- [Exercise details]: Pull every line that includes the word "title" out of the data below and copy it.

Dataset items
######

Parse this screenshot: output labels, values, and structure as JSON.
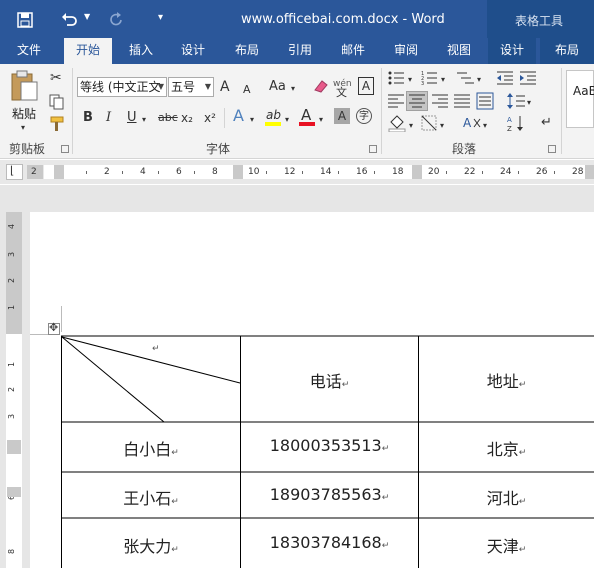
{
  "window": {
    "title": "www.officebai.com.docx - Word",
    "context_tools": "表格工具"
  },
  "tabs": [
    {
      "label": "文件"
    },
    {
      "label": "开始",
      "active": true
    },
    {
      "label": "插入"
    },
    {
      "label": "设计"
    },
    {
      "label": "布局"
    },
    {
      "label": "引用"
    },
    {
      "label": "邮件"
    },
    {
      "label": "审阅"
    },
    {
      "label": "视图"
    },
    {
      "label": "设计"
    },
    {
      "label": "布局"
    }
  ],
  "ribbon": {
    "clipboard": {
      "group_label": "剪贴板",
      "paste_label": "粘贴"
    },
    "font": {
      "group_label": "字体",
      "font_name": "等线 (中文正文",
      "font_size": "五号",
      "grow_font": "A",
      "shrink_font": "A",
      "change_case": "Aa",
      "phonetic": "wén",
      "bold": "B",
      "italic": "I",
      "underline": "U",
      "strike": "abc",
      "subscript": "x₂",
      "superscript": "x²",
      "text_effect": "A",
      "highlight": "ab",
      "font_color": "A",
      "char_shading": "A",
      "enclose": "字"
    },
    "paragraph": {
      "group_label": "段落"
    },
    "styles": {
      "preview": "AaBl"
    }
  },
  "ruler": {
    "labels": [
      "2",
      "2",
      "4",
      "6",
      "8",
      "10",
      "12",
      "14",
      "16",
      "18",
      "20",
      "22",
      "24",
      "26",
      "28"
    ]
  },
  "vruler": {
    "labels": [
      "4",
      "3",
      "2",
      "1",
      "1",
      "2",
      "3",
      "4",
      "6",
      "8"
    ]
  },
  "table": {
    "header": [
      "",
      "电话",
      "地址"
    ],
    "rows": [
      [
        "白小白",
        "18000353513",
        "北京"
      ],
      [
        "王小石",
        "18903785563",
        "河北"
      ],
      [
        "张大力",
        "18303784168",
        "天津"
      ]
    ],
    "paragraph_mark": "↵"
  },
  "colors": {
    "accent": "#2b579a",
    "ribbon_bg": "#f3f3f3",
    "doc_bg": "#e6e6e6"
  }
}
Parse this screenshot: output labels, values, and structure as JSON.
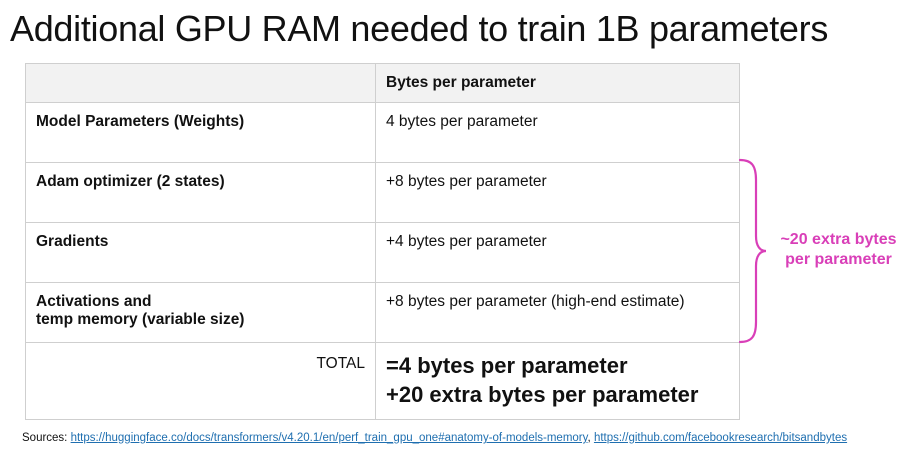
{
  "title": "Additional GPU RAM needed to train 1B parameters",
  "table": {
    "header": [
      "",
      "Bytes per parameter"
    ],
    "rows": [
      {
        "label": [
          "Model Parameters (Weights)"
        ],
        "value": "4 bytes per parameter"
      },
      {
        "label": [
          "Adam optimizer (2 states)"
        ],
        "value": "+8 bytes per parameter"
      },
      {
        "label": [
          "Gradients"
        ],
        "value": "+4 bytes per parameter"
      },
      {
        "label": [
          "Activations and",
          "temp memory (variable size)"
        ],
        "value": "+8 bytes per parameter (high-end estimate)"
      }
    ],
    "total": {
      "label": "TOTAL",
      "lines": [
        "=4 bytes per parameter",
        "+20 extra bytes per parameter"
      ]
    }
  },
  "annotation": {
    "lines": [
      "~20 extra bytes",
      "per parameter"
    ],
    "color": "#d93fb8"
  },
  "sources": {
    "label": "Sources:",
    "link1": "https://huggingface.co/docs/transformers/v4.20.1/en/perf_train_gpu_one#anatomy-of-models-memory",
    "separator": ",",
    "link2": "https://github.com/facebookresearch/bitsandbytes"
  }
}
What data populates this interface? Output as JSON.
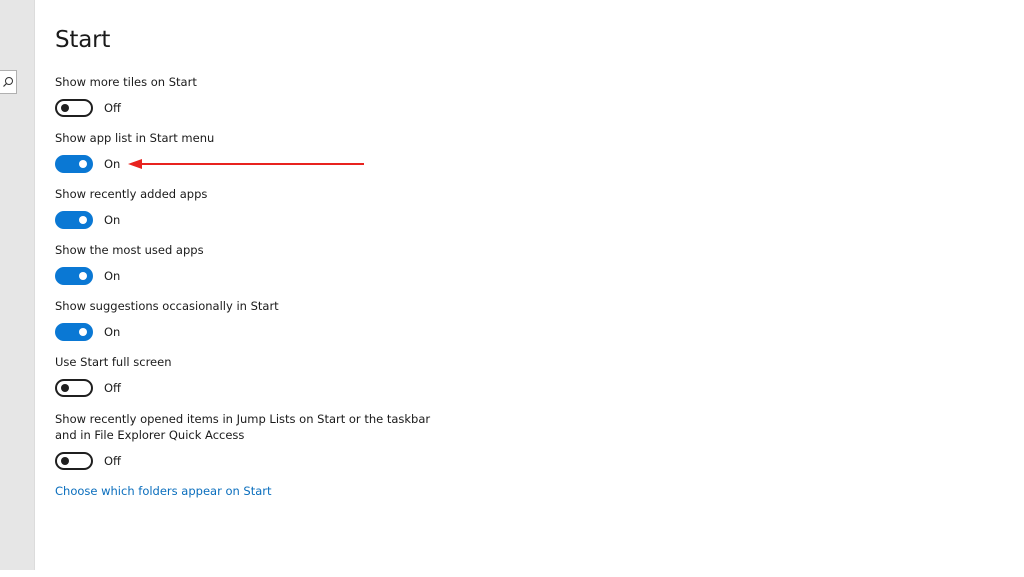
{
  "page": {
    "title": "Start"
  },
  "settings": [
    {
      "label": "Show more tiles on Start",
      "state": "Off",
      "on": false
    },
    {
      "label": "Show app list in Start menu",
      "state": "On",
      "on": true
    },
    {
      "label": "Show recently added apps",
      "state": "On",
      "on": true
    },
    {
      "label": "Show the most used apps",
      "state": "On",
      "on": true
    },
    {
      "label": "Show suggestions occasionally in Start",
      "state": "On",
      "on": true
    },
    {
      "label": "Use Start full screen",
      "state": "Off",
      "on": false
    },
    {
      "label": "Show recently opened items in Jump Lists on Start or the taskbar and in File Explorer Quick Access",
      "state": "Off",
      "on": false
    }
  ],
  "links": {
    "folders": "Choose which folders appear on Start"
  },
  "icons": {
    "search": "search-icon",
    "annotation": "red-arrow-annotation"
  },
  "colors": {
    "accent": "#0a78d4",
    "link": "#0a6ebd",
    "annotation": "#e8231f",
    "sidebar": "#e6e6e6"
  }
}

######

- [Answer for the task]:
    "title": "www.officebai.com.docx - Word",
  "title": "Additional GPU RAM needed to train 1B parameters",
    "title": "Start"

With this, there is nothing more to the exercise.